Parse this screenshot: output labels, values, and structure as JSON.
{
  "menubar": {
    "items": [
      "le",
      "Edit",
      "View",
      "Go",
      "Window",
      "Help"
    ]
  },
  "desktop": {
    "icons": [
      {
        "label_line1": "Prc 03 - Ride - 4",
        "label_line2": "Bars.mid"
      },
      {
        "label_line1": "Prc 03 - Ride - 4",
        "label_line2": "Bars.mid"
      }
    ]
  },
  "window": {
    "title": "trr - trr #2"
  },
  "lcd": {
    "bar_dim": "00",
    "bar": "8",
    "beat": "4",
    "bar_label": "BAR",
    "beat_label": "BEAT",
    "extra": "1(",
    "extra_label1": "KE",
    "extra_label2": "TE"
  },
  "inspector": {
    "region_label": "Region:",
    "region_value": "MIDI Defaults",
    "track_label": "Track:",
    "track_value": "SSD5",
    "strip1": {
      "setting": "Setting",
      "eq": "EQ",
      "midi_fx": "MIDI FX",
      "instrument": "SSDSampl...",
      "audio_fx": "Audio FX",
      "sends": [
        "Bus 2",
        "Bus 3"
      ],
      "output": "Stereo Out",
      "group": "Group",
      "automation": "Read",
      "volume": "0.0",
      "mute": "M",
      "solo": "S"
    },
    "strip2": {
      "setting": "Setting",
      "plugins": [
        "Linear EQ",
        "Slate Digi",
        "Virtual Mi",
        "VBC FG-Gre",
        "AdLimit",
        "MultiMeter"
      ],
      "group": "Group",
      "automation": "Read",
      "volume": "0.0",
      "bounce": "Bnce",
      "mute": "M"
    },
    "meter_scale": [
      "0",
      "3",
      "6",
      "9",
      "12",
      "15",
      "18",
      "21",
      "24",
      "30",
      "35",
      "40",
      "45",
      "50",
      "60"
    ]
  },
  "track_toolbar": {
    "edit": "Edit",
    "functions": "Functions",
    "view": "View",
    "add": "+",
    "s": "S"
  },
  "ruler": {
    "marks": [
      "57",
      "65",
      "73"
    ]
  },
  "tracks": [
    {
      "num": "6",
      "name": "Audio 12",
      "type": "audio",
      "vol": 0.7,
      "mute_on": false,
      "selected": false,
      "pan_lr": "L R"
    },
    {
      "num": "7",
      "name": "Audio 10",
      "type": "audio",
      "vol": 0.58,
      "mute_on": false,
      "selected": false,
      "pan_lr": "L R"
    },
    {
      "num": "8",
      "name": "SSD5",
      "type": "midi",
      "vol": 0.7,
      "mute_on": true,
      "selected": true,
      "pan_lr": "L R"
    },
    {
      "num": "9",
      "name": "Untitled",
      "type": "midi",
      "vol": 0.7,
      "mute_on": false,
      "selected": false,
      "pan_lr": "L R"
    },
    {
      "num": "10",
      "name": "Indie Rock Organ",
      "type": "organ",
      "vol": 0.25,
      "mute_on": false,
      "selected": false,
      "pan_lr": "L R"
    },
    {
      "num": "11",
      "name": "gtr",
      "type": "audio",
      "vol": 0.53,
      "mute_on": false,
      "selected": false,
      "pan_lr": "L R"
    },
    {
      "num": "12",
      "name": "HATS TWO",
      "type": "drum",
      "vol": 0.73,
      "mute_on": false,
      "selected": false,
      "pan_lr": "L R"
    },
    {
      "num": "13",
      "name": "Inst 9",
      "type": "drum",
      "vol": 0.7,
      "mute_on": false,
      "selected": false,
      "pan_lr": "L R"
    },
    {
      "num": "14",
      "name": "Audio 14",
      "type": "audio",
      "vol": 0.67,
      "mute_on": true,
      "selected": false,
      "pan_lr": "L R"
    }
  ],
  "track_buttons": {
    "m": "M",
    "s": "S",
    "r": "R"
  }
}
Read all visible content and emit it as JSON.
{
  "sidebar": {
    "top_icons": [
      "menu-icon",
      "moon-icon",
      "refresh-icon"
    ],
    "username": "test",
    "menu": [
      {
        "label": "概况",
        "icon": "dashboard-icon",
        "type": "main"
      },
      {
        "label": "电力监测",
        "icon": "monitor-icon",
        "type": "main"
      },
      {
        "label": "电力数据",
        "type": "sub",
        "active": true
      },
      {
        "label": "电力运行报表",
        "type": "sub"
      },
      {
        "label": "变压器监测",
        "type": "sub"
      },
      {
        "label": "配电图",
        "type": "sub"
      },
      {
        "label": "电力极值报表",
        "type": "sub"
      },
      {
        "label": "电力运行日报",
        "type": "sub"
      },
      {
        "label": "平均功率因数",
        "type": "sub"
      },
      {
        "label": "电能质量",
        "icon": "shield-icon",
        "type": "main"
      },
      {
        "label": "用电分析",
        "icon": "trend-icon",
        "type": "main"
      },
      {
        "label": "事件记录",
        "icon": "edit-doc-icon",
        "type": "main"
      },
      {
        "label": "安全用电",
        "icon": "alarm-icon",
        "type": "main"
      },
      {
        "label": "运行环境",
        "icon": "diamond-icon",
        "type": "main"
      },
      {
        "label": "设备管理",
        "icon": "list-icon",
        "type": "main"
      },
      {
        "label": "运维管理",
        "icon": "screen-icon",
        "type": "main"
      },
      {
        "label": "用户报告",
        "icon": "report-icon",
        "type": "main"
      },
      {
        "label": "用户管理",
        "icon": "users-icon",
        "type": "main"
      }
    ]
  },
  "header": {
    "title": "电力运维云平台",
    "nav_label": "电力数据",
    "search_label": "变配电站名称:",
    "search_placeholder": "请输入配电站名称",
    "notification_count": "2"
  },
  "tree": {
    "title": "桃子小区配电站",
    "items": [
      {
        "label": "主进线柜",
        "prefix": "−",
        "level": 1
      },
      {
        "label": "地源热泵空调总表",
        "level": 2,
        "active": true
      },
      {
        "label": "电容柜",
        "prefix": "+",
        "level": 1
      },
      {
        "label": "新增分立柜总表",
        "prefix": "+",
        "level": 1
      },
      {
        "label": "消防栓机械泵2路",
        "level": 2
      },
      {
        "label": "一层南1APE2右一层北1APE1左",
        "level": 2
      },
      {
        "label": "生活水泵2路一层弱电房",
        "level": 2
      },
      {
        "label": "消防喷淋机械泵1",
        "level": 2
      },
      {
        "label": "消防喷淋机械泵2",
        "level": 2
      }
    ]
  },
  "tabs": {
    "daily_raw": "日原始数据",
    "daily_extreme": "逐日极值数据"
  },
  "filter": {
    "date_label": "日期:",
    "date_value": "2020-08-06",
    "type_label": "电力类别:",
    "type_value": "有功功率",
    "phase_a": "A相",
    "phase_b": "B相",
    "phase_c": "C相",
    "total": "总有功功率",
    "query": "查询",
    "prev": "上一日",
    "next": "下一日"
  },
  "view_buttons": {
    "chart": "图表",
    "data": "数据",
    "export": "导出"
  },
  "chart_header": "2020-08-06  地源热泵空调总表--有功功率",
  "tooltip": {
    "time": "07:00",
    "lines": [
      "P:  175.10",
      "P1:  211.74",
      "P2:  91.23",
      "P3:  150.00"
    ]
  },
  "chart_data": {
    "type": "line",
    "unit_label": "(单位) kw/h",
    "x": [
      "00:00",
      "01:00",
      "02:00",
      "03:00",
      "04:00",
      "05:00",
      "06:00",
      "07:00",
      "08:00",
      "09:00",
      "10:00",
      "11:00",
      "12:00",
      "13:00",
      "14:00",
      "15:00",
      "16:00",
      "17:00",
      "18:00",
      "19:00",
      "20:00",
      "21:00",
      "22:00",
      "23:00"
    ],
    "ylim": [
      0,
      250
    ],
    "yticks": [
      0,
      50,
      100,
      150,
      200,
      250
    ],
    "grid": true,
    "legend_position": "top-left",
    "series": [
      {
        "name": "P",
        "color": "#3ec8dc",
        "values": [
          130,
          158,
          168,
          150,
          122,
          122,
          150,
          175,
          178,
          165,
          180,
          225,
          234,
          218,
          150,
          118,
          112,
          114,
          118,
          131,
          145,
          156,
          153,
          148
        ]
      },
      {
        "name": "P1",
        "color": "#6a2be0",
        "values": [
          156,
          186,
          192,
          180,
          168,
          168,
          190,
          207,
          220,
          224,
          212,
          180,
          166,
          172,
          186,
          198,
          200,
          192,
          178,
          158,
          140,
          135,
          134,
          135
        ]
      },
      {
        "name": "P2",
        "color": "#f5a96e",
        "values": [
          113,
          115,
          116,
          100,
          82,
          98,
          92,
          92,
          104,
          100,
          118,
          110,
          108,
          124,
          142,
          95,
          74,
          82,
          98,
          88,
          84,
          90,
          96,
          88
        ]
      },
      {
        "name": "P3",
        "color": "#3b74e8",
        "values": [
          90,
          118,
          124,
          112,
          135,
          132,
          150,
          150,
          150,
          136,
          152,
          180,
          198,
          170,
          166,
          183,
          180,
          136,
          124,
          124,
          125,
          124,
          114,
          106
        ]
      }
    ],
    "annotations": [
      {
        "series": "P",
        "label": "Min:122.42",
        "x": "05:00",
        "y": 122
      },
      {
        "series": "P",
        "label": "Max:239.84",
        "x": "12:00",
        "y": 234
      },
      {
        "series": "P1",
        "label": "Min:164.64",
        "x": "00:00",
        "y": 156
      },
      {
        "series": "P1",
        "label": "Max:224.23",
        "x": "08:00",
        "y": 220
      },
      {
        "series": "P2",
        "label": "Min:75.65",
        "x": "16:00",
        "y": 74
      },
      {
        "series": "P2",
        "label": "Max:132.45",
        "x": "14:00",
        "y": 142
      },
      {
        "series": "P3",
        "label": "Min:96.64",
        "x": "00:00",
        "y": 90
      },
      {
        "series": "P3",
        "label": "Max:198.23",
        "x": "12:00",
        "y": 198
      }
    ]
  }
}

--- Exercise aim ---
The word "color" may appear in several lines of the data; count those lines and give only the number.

--- Result for this task ---
4